*Work required*. Only lines with the word "date" are wanted; copy each of them from the listing below.

BEGIN Entries supplied

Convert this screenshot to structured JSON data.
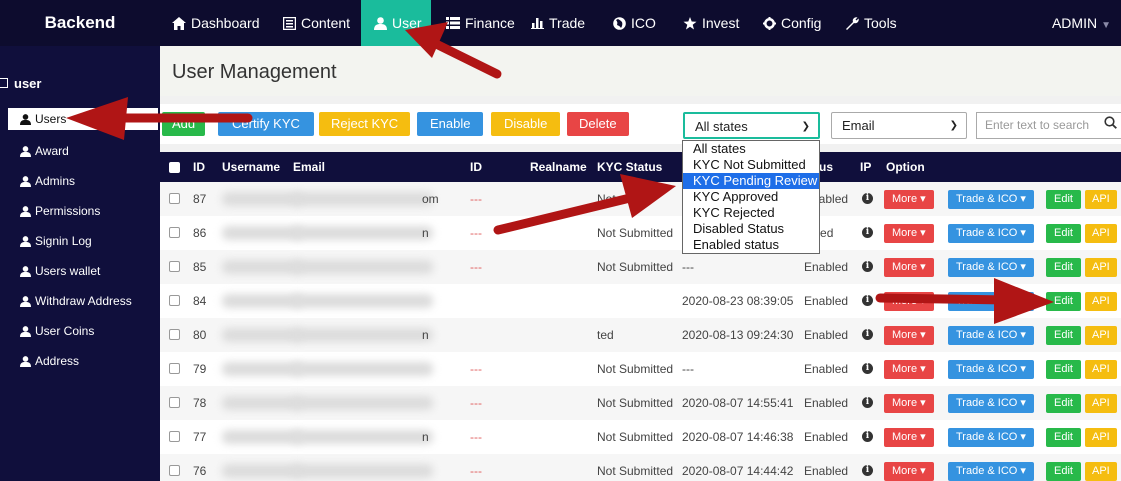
{
  "nav": {
    "brand": "Backend",
    "items": [
      {
        "label": "Dashboard",
        "icon": "home-icon"
      },
      {
        "label": "Content",
        "icon": "document-icon"
      },
      {
        "label": "User",
        "icon": "user-icon",
        "active": true
      },
      {
        "label": "Finance",
        "icon": "list-icon"
      },
      {
        "label": "Trade",
        "icon": "bar-chart-icon"
      },
      {
        "label": "ICO",
        "icon": "globe-icon"
      },
      {
        "label": "Invest",
        "icon": "star-icon"
      },
      {
        "label": "Config",
        "icon": "gear-icon"
      },
      {
        "label": "Tools",
        "icon": "wrench-icon"
      }
    ],
    "admin": "ADMIN"
  },
  "sidebar": {
    "section": "user",
    "items": [
      {
        "label": "Users",
        "active": true
      },
      {
        "label": "Award"
      },
      {
        "label": "Admins"
      },
      {
        "label": "Permissions"
      },
      {
        "label": "Signin Log"
      },
      {
        "label": "Users wallet"
      },
      {
        "label": "Withdraw Address"
      },
      {
        "label": "User Coins"
      },
      {
        "label": "Address"
      }
    ]
  },
  "page": {
    "title": "User Management"
  },
  "toolbar": {
    "add": "Add",
    "certify": "Certify KYC",
    "reject": "Reject KYC",
    "enable": "Enable",
    "disable": "Disable",
    "delete": "Delete",
    "state_select": "All states",
    "field_select": "Email",
    "search_placeholder": "Enter text to search"
  },
  "dropdown": {
    "options": [
      "All states",
      "KYC Not Submitted",
      "KYC Pending Review",
      "KYC Approved",
      "KYC Rejected",
      "Disabled Status",
      "Enabled status"
    ],
    "highlighted": 2
  },
  "table": {
    "headers": {
      "id": "ID",
      "username": "Username",
      "email": "Email",
      "id2": "ID",
      "realname": "Realname",
      "kyc": "KYC Status",
      "status": "tus",
      "ip": "IP",
      "option": "Option"
    },
    "buttons": {
      "more": "More",
      "trade": "Trade & ICO",
      "edit": "Edit",
      "api": "API"
    },
    "rows": [
      {
        "id": "87",
        "email_tail": "om",
        "id_no": "---",
        "kyc": "Not",
        "date": "",
        "status": "Enabled"
      },
      {
        "id": "86",
        "email_tail": "n",
        "id_no": "---",
        "kyc": "Not Submitted",
        "date": "",
        "status": "abled"
      },
      {
        "id": "85",
        "email_tail": "",
        "id_no": "---",
        "kyc": "Not Submitted",
        "date": "---",
        "status": "Enabled"
      },
      {
        "id": "84",
        "email_tail": "",
        "id_no": "",
        "kyc": "",
        "date": "2020-08-23 08:39:05",
        "status": "Enabled"
      },
      {
        "id": "80",
        "email_tail": "n",
        "id_no": "",
        "kyc": "ted",
        "date": "2020-08-13 09:24:30",
        "status": "Enabled"
      },
      {
        "id": "79",
        "email_tail": "",
        "id_no": "---",
        "kyc": "Not Submitted",
        "date": "---",
        "status": "Enabled"
      },
      {
        "id": "78",
        "email_tail": "",
        "id_no": "---",
        "kyc": "Not Submitted",
        "date": "2020-08-07 14:55:41",
        "status": "Enabled"
      },
      {
        "id": "77",
        "email_tail": "n",
        "id_no": "---",
        "kyc": "Not Submitted",
        "date": "2020-08-07 14:46:38",
        "status": "Enabled"
      },
      {
        "id": "76",
        "email_tail": "",
        "id_no": "---",
        "kyc": "Not Submitted",
        "date": "2020-08-07 14:44:42",
        "status": "Enabled"
      }
    ]
  },
  "colors": {
    "nav_bg": "#0d0c2e",
    "accent": "#1abc9c",
    "arrow": "#b01515"
  }
}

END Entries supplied

*Answer below*.
        "date": "",
        "date": "",
        "date": "---",
        "date": "2020-08-23 08:39:05",
        "date": "2020-08-13 09:24:30",
        "date": "---",
        "date": "2020-08-07 14:55:41",
        "date": "2020-08-07 14:46:38",
        "date": "2020-08-07 14:44:42",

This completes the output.